=== Exercise inputs ===
* * * * * * *

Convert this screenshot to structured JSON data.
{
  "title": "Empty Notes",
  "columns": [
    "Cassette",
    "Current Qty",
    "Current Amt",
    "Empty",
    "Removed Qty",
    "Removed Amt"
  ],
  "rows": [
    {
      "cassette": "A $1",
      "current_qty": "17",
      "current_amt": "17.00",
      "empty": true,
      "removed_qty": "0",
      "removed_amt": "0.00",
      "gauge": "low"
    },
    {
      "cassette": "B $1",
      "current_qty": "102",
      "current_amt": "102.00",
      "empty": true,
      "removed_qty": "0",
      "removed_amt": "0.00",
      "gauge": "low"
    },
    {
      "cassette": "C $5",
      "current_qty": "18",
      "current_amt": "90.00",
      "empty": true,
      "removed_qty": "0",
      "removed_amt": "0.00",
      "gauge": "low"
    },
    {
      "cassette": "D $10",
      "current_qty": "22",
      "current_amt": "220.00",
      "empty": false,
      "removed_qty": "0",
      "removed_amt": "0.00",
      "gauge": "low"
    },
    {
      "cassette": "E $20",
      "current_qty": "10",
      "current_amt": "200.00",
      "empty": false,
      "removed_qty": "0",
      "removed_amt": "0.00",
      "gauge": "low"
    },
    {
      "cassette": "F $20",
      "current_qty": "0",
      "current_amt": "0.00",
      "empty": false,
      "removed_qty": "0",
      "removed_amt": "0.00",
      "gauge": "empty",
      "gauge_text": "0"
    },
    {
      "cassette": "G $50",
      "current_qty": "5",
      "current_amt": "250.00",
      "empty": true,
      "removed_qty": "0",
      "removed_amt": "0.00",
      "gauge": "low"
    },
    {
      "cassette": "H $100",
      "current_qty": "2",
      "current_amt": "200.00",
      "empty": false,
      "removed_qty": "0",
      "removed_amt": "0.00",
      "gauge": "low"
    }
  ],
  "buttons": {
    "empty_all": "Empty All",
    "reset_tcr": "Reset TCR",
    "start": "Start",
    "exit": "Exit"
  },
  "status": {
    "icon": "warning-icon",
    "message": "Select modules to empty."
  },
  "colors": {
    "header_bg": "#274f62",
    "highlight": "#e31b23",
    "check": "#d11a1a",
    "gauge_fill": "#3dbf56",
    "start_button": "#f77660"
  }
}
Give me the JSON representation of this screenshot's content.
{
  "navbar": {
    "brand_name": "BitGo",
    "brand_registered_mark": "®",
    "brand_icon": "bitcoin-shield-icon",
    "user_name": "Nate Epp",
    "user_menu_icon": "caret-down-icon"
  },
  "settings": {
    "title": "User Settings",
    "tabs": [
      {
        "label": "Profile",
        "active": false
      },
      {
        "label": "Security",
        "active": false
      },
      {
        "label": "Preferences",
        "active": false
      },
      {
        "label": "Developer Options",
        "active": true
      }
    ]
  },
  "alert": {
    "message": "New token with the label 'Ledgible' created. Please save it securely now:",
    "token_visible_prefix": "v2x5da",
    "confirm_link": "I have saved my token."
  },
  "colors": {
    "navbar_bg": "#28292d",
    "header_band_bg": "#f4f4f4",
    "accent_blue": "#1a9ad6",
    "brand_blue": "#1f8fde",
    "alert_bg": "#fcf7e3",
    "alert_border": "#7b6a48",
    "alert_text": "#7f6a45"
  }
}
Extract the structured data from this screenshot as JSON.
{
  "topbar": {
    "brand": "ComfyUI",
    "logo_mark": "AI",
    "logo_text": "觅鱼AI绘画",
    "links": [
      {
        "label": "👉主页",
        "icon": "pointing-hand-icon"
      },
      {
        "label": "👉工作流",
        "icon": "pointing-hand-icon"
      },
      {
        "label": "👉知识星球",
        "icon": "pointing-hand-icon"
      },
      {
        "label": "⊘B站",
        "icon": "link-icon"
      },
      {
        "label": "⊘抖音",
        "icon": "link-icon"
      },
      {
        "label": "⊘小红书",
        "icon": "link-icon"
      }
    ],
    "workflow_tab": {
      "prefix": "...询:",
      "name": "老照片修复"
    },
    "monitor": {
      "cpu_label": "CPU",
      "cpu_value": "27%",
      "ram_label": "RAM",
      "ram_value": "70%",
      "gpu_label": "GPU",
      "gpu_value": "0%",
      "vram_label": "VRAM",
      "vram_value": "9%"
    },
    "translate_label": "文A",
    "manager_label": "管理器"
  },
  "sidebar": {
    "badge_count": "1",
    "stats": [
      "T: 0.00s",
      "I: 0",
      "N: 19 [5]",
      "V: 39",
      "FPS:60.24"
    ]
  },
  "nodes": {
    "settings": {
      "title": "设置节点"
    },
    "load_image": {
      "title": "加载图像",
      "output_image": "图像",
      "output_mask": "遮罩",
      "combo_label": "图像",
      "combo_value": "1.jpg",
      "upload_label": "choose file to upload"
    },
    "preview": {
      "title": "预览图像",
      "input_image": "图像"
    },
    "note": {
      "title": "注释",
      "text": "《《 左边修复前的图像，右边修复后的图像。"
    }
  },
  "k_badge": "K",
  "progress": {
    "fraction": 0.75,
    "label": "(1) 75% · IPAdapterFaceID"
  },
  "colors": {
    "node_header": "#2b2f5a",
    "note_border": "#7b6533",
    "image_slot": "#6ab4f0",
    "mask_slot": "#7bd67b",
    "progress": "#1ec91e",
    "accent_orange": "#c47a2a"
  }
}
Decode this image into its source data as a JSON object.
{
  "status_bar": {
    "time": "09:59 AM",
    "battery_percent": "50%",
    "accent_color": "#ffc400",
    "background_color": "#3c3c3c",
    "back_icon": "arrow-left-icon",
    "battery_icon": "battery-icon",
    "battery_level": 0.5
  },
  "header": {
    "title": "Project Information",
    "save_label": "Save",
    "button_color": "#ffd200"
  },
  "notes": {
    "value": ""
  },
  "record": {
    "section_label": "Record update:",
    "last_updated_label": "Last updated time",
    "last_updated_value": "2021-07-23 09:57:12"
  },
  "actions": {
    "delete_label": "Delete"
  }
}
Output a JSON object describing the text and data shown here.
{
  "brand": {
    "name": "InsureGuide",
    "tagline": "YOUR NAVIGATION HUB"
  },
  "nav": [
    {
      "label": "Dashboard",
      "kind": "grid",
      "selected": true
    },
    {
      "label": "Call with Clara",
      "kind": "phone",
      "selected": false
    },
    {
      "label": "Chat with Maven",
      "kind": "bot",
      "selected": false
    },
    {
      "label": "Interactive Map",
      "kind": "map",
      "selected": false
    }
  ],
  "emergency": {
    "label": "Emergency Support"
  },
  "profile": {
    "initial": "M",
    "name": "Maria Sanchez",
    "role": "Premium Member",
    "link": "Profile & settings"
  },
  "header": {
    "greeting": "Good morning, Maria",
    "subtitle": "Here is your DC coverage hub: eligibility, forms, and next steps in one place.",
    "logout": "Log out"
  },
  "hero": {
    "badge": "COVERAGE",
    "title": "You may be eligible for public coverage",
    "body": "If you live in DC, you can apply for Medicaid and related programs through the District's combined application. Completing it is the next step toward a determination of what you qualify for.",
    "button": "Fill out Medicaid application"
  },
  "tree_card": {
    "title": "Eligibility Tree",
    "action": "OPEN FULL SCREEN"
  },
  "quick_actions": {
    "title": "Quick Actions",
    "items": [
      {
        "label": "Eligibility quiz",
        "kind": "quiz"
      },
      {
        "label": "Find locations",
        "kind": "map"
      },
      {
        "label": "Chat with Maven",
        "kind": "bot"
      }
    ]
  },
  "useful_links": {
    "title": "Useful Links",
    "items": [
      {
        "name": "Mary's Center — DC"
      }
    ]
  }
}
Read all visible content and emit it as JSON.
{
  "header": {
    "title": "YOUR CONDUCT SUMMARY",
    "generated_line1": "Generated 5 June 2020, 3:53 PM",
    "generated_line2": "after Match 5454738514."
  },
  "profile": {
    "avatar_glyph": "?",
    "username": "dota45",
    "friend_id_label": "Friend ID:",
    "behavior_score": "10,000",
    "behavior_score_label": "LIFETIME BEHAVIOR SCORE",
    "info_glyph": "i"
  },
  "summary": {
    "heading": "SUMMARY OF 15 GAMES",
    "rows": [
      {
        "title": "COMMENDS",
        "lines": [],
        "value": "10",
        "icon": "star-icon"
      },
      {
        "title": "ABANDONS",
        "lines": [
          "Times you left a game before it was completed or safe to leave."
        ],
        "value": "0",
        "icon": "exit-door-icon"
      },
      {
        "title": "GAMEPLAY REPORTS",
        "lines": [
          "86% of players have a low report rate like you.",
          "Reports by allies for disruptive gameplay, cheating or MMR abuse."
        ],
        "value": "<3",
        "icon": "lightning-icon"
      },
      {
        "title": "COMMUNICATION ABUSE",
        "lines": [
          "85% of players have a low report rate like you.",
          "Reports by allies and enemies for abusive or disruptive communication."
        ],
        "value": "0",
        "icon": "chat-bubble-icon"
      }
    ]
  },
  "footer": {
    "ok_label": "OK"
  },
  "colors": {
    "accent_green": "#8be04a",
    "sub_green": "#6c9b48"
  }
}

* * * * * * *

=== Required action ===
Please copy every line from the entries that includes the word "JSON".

=== Answer for this exercise ===
Convert this screenshot to structured JSON data.
Give me the JSON representation of this screenshot's content.
Extract the structured data from this screenshot as JSON.
Decode this image into its source data as a JSON object.
Output a JSON object describing the text and data shown here.
Read all visible content and emit it as JSON.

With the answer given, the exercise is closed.